PROBLEM TO WORK ON –
Your answer must be the lines from the one containing "Enumerate this screenshot's" through the last line below, copied exactly, with no pictures.

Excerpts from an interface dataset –
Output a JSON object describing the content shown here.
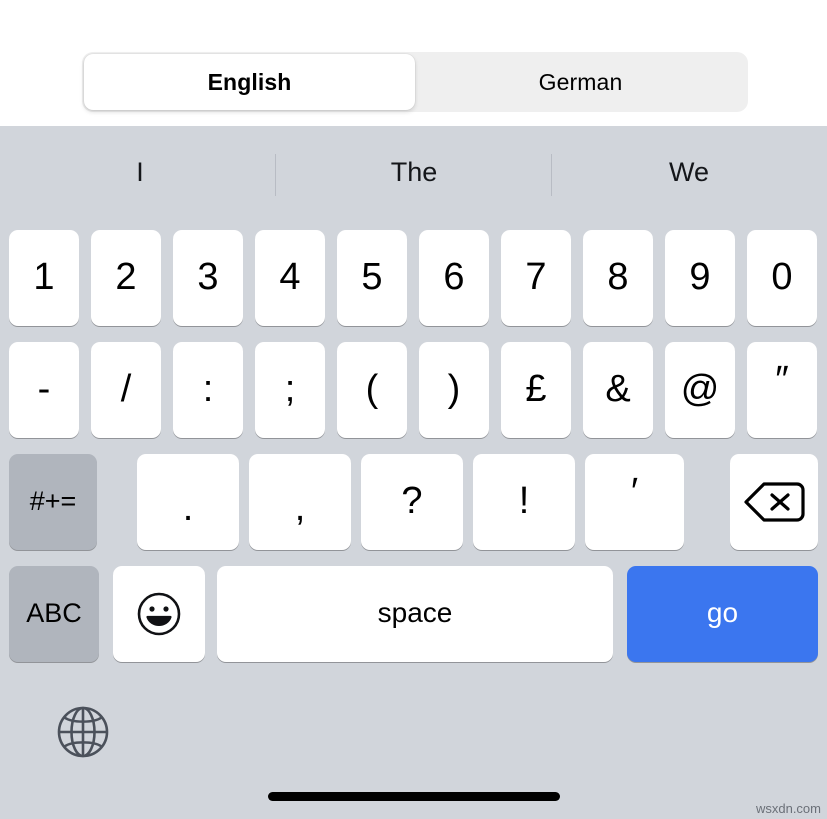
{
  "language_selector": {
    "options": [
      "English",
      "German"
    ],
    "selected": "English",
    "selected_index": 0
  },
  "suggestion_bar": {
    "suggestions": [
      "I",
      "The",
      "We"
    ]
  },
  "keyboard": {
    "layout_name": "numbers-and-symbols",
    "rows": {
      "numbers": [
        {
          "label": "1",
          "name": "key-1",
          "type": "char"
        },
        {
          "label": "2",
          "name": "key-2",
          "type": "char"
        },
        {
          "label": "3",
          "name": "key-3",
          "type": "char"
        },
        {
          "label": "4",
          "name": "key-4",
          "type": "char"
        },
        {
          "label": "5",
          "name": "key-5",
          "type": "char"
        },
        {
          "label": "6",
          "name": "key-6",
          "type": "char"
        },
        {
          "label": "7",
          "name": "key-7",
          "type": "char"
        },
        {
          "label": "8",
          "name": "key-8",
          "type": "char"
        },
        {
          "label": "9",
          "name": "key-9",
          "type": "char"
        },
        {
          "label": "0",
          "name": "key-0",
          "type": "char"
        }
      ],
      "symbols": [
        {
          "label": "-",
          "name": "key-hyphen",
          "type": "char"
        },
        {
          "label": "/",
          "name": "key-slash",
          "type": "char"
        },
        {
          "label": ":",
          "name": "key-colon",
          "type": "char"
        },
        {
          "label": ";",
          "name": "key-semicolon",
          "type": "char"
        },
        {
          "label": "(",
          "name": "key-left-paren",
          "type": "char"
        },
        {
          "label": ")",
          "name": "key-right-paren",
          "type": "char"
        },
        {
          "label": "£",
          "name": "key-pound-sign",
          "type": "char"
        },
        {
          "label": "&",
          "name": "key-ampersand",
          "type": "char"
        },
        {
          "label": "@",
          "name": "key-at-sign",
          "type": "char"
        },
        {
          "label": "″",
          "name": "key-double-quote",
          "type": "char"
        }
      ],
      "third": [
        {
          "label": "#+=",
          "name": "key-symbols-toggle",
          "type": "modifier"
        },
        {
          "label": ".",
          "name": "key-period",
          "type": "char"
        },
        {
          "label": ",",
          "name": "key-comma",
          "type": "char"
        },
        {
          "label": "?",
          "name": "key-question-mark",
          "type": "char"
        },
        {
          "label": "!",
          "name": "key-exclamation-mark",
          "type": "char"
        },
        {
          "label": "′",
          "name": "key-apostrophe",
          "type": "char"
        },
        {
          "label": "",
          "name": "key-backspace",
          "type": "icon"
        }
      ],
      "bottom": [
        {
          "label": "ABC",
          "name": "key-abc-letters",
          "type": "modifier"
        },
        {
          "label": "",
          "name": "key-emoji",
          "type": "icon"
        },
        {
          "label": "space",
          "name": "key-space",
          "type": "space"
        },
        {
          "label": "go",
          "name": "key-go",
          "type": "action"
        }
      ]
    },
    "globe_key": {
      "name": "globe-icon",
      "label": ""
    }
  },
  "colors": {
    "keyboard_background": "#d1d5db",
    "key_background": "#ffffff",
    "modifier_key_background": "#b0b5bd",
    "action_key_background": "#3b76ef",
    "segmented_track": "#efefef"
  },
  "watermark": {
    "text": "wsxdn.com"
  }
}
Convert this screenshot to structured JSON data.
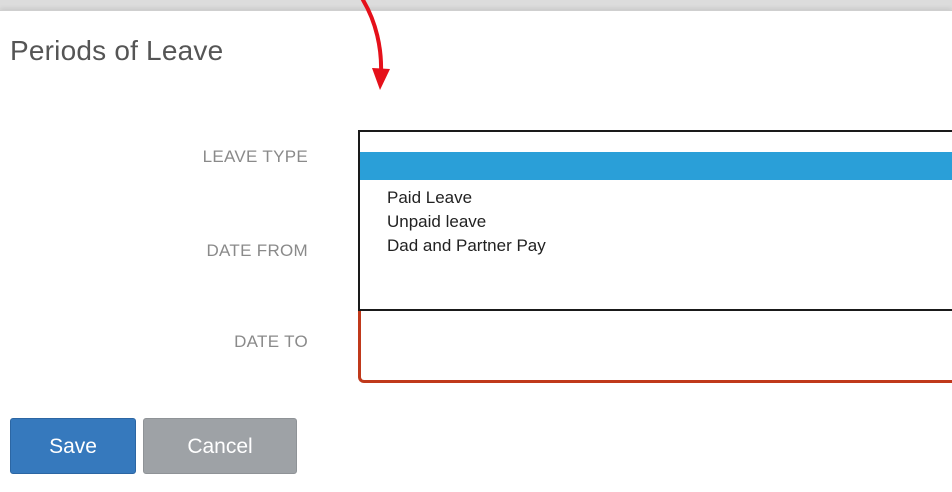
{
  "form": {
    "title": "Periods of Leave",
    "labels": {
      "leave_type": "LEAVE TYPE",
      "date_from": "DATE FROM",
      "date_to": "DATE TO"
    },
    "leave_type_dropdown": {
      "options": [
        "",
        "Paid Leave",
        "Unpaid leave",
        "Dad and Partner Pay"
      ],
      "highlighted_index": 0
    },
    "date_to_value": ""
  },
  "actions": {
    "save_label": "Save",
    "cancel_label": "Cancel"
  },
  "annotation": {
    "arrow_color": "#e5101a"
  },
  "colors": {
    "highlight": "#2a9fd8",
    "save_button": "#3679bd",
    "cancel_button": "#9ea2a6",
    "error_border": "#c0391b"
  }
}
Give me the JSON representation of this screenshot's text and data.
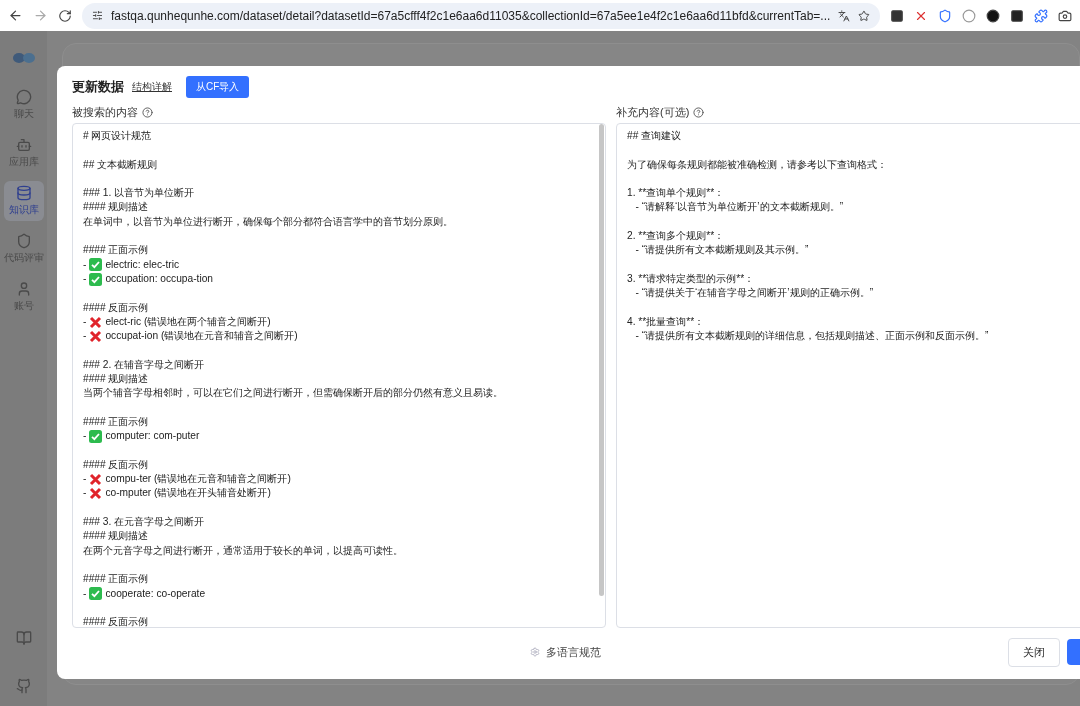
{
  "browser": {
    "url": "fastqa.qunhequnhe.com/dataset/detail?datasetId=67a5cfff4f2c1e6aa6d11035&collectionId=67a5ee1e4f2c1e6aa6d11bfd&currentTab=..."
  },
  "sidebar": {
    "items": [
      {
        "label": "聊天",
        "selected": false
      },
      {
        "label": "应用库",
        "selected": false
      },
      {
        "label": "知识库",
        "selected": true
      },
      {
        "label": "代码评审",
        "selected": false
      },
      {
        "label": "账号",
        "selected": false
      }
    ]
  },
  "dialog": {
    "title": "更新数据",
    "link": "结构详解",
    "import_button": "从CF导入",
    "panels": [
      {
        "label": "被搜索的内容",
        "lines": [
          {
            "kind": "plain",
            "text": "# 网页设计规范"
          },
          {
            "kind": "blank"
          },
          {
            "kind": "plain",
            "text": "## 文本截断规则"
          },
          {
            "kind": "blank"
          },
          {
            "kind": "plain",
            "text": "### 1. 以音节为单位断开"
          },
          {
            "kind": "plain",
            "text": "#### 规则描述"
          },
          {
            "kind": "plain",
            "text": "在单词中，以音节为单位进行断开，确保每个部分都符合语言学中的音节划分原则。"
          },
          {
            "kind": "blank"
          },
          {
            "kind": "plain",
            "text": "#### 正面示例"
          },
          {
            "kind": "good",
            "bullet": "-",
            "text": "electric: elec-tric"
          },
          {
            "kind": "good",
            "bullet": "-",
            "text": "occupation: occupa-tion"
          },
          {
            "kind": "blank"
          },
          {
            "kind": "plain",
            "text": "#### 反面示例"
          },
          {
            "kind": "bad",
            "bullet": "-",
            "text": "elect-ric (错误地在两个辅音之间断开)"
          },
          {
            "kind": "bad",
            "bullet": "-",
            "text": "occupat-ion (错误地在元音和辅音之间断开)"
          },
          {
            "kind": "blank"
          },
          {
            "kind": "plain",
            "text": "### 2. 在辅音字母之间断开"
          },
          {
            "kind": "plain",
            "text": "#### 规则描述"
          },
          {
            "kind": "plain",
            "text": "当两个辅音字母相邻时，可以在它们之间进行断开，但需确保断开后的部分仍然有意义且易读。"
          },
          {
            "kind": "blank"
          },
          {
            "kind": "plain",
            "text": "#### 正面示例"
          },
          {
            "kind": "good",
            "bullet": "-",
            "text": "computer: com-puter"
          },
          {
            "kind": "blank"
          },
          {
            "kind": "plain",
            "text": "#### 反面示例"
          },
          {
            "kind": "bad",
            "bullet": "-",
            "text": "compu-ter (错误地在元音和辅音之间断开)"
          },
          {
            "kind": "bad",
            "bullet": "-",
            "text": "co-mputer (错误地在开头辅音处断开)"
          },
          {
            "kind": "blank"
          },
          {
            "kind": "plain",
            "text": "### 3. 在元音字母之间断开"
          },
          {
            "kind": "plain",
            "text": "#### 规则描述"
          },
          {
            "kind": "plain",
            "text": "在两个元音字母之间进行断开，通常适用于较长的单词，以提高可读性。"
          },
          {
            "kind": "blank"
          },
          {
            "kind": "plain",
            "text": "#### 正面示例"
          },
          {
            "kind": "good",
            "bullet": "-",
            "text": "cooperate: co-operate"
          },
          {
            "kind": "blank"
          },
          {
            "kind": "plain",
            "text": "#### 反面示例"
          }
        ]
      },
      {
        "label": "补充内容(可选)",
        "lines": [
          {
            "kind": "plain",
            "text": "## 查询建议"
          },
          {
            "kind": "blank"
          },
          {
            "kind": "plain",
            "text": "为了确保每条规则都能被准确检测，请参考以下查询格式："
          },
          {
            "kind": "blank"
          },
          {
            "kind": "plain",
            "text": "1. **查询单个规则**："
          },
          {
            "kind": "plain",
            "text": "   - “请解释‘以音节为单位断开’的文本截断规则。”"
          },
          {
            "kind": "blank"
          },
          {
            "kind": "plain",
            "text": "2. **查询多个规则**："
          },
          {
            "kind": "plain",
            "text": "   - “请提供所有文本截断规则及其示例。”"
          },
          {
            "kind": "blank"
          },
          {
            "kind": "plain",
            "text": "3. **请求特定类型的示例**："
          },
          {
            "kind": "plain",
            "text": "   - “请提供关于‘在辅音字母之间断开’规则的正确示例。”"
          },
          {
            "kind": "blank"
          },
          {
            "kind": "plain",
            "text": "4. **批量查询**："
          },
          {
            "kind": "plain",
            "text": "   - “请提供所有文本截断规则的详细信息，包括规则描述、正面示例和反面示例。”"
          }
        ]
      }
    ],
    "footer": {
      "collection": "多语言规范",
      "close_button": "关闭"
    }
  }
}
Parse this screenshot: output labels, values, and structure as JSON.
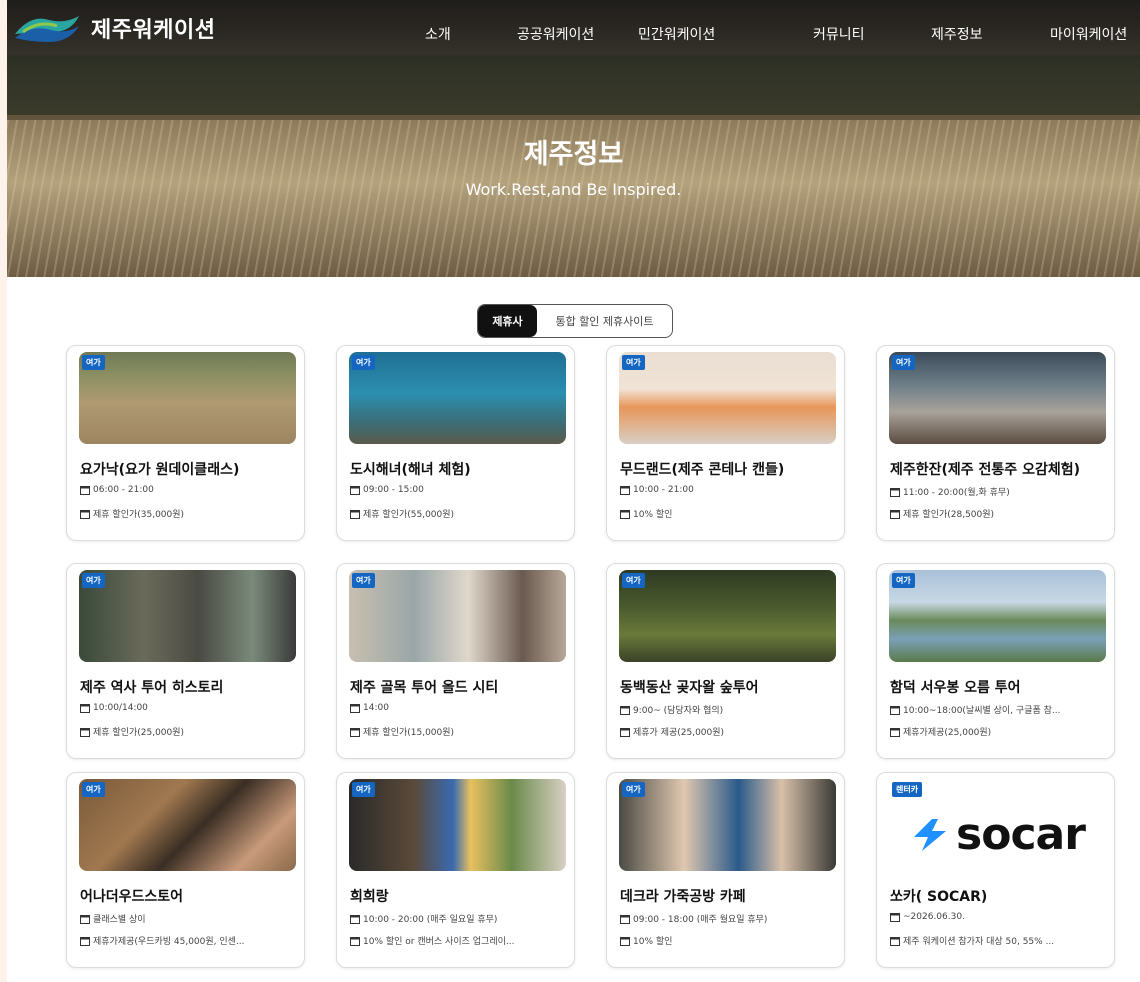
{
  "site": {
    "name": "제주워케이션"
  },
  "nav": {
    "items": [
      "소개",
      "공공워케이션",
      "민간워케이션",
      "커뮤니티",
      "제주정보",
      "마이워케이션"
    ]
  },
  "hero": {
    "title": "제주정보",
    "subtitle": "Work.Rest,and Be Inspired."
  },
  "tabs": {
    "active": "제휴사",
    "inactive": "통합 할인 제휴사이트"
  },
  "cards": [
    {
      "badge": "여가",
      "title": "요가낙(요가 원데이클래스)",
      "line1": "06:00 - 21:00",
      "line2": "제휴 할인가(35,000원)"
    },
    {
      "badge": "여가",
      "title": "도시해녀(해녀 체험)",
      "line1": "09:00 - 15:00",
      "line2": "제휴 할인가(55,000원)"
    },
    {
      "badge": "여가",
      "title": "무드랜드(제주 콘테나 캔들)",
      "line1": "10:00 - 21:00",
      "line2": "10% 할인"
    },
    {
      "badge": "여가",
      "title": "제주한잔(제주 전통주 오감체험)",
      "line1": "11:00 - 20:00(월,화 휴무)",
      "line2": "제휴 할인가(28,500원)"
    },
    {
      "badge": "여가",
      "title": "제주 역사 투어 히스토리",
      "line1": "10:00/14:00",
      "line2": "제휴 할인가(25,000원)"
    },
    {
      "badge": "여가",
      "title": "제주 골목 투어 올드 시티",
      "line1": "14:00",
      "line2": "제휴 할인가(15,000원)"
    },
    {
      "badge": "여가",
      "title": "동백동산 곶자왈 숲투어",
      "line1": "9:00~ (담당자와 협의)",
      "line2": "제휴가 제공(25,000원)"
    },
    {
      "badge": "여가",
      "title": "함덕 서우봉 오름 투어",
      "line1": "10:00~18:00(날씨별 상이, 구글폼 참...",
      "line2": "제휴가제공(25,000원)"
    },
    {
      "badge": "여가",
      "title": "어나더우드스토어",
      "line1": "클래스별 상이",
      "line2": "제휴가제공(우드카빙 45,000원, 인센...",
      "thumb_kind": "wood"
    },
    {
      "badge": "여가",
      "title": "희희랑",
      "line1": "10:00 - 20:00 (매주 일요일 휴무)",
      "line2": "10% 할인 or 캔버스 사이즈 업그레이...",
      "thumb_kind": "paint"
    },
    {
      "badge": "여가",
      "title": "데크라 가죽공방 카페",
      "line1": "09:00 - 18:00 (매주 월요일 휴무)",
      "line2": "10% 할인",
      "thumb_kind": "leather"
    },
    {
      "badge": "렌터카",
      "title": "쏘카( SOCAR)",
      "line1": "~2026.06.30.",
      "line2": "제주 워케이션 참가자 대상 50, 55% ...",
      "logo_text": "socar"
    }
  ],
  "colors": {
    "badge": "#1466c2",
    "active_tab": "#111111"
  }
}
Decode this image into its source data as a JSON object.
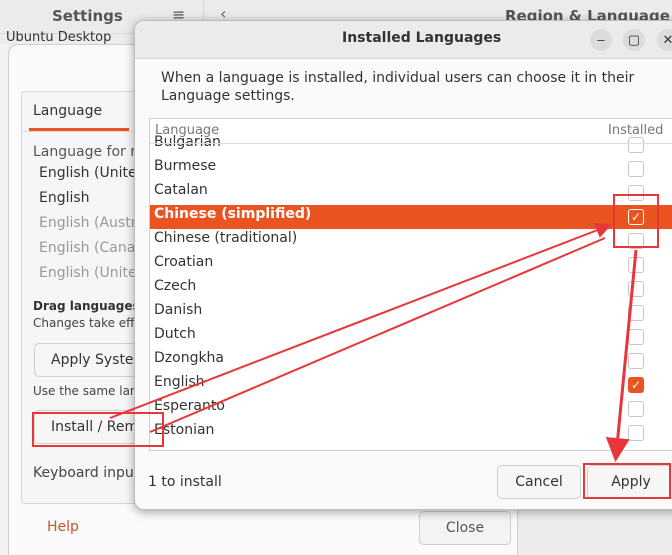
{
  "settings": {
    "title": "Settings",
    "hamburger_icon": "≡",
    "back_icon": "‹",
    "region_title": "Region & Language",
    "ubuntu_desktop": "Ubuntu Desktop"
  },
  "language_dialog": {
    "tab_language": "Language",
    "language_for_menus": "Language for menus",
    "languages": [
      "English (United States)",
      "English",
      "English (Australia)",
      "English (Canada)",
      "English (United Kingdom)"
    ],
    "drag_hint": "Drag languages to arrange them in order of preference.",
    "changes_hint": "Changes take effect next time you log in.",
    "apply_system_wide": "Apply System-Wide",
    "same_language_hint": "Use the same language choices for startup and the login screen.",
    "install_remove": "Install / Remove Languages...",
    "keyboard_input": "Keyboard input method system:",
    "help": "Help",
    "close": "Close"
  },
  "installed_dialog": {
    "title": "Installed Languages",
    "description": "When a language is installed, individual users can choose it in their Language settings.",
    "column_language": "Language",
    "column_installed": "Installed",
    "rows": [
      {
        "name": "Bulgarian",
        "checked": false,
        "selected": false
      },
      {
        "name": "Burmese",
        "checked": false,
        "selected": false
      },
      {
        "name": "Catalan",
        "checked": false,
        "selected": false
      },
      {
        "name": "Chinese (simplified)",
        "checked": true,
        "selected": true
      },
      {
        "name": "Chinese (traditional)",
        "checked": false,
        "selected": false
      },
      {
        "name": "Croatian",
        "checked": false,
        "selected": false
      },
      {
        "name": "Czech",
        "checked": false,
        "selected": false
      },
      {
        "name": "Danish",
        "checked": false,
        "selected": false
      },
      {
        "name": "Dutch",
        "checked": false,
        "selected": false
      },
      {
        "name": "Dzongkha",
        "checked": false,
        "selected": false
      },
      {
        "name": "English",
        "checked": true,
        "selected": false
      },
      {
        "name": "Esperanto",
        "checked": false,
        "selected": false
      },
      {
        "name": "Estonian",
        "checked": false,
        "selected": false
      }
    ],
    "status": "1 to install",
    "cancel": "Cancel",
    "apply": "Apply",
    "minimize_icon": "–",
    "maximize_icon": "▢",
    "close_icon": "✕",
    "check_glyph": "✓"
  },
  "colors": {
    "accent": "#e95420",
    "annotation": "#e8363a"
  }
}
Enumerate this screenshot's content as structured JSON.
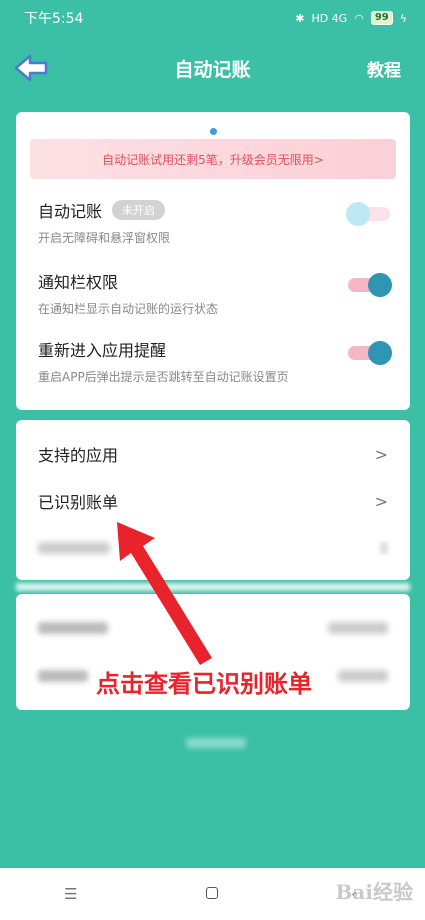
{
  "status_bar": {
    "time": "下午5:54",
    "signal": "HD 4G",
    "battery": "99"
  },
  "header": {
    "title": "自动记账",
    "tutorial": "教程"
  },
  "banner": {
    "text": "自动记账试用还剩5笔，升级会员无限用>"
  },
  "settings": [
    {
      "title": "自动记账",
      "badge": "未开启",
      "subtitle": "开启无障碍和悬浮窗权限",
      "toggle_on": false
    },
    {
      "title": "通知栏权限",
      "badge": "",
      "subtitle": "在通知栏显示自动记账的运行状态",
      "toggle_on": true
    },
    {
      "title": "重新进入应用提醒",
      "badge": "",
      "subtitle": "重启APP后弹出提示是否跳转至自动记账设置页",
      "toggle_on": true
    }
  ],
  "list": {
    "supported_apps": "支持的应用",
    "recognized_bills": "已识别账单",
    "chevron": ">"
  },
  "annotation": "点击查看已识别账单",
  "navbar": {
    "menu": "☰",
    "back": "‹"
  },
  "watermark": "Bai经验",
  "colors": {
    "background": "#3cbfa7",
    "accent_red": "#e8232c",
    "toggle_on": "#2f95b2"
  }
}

RESPONSE TO THE TASK –
Enumerate this screenshot's content as structured JSON.
{
  "status_bar": {
    "time": "下午5:54",
    "signal": "HD 4G",
    "battery": "99"
  },
  "header": {
    "title": "自动记账",
    "tutorial": "教程"
  },
  "banner": {
    "text": "自动记账试用还剩5笔，升级会员无限用>"
  },
  "settings": [
    {
      "title": "自动记账",
      "badge": "未开启",
      "subtitle": "开启无障碍和悬浮窗权限",
      "toggle_on": false
    },
    {
      "title": "通知栏权限",
      "badge": "",
      "subtitle": "在通知栏显示自动记账的运行状态",
      "toggle_on": true
    },
    {
      "title": "重新进入应用提醒",
      "badge": "",
      "subtitle": "重启APP后弹出提示是否跳转至自动记账设置页",
      "toggle_on": true
    }
  ],
  "list": {
    "supported_apps": "支持的应用",
    "recognized_bills": "已识别账单",
    "chevron": ">"
  },
  "annotation": "点击查看已识别账单",
  "navbar": {
    "menu": "☰",
    "back": "‹"
  },
  "watermark": "Bai经验",
  "colors": {
    "background": "#3cbfa7",
    "accent_red": "#e8232c",
    "toggle_on": "#2f95b2"
  }
}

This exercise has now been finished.